**PROVIDED DATA**
• • • • •

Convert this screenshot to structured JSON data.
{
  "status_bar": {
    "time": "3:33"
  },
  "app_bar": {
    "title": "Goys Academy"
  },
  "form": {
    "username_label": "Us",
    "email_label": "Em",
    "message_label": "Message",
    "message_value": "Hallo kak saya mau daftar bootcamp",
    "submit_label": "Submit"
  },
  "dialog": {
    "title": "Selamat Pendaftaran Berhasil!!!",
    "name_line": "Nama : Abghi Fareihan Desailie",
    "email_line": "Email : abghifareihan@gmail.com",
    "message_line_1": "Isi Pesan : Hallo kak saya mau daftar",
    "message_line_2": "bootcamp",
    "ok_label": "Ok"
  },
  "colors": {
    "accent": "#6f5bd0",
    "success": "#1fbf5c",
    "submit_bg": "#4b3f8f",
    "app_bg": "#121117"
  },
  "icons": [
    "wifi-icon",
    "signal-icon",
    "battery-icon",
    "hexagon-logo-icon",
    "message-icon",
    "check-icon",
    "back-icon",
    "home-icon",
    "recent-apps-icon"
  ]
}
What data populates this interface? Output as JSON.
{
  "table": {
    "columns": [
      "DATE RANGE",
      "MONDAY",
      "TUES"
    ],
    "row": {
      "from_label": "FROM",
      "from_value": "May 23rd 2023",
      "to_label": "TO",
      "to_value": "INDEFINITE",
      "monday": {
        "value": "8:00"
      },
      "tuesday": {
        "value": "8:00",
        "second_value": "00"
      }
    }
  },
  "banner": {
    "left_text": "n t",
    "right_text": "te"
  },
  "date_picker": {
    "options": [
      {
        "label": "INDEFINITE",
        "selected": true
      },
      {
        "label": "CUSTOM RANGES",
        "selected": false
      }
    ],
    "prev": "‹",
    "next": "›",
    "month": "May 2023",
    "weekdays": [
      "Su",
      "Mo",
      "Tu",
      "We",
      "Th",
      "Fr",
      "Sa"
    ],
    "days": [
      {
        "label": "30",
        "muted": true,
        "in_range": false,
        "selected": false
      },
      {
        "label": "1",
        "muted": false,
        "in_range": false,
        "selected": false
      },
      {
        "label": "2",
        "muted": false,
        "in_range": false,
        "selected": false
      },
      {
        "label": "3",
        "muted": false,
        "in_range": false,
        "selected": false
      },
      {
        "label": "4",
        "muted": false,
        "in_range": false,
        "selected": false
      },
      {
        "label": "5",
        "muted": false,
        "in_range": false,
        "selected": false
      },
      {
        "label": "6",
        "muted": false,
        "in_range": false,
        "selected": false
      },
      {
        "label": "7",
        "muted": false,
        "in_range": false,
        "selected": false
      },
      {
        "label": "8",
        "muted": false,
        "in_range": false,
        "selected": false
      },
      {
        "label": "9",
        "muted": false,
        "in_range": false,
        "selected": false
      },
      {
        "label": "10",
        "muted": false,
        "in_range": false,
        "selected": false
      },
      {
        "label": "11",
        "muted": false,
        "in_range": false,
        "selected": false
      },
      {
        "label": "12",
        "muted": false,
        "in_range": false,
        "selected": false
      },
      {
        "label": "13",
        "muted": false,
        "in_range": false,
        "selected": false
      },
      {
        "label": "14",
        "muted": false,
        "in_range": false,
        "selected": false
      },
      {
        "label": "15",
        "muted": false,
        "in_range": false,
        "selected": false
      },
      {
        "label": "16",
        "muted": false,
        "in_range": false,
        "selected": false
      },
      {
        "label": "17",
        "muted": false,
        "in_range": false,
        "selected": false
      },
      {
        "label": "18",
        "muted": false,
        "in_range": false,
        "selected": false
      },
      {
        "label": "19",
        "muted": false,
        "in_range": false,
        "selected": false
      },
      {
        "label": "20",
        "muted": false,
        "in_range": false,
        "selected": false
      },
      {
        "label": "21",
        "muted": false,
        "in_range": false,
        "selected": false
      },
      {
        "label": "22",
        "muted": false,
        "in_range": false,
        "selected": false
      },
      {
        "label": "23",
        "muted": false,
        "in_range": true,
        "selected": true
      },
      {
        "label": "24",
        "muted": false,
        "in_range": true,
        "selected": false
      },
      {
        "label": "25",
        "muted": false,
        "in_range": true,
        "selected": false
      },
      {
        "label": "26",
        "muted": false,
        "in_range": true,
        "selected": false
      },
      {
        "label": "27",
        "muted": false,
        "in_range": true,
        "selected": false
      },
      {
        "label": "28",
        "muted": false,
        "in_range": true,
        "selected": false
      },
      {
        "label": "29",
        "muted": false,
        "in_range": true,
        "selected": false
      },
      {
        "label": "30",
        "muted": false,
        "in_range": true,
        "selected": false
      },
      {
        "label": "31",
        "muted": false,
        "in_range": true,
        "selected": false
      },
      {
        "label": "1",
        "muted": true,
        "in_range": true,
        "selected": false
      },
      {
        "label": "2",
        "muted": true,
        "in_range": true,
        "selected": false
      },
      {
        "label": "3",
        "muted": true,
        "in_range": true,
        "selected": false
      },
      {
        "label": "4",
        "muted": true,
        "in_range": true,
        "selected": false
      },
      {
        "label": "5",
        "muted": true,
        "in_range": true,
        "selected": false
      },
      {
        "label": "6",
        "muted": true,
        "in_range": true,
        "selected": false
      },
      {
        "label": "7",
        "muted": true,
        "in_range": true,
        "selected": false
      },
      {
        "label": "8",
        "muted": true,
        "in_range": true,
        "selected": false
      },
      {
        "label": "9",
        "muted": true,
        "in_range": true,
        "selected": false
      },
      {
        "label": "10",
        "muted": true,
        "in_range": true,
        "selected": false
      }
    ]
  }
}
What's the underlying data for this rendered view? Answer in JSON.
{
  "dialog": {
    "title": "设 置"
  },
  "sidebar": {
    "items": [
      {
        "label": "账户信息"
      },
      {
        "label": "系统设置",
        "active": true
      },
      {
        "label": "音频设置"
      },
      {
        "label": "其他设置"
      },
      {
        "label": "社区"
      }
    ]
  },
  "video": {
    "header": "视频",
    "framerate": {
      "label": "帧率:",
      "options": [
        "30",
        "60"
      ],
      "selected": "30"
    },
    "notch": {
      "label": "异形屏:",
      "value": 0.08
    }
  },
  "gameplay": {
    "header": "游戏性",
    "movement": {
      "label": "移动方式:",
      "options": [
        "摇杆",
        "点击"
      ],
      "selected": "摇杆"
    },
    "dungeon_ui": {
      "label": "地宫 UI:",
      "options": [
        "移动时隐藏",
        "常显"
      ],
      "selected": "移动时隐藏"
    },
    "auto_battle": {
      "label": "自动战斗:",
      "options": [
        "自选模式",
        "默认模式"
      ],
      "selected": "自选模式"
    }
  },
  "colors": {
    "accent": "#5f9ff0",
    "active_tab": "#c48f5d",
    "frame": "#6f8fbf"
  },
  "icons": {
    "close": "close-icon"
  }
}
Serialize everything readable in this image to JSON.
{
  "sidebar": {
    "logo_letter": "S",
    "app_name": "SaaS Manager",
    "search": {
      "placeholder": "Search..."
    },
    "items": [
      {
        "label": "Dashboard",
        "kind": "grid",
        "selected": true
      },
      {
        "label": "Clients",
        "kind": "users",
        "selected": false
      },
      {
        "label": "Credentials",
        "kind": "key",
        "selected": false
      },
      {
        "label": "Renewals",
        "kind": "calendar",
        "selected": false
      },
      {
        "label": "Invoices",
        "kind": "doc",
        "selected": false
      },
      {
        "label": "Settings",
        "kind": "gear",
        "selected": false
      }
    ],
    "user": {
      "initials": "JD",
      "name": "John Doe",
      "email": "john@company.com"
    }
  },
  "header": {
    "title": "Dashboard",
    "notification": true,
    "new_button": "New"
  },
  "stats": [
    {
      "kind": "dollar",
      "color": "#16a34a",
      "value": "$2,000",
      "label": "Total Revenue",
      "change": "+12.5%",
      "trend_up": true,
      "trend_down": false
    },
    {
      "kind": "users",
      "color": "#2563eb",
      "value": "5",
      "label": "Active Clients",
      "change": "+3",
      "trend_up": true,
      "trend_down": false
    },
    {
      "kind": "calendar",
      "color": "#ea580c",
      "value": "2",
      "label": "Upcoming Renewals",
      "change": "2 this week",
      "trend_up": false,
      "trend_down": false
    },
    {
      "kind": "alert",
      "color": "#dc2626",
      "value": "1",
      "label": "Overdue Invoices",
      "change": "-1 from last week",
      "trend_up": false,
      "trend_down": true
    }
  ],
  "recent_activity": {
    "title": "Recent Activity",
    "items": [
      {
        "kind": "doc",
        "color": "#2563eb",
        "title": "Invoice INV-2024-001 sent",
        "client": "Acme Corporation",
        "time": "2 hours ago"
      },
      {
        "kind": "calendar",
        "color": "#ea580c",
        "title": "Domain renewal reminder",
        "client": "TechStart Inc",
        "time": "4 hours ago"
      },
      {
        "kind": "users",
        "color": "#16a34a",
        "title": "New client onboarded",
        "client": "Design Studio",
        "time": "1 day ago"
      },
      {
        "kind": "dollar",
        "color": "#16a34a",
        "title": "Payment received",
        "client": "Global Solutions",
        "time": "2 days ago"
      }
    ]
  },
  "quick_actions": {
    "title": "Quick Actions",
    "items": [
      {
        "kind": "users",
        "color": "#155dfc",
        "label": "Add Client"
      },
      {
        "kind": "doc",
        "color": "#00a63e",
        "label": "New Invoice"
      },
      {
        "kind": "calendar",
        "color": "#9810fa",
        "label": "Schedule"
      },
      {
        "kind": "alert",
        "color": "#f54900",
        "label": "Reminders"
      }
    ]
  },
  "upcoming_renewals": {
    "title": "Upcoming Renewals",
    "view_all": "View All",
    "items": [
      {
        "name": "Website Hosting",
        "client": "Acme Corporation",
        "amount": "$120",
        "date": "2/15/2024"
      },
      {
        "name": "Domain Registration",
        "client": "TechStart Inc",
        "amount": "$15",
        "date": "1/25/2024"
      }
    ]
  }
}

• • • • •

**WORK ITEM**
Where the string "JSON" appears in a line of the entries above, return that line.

**OUTPUT BELOW**
Convert this screenshot to structured JSON data.
What data populates this interface? Output as JSON.
What's the underlying data for this rendered view? Answer in JSON.
Serialize everything readable in this image to JSON.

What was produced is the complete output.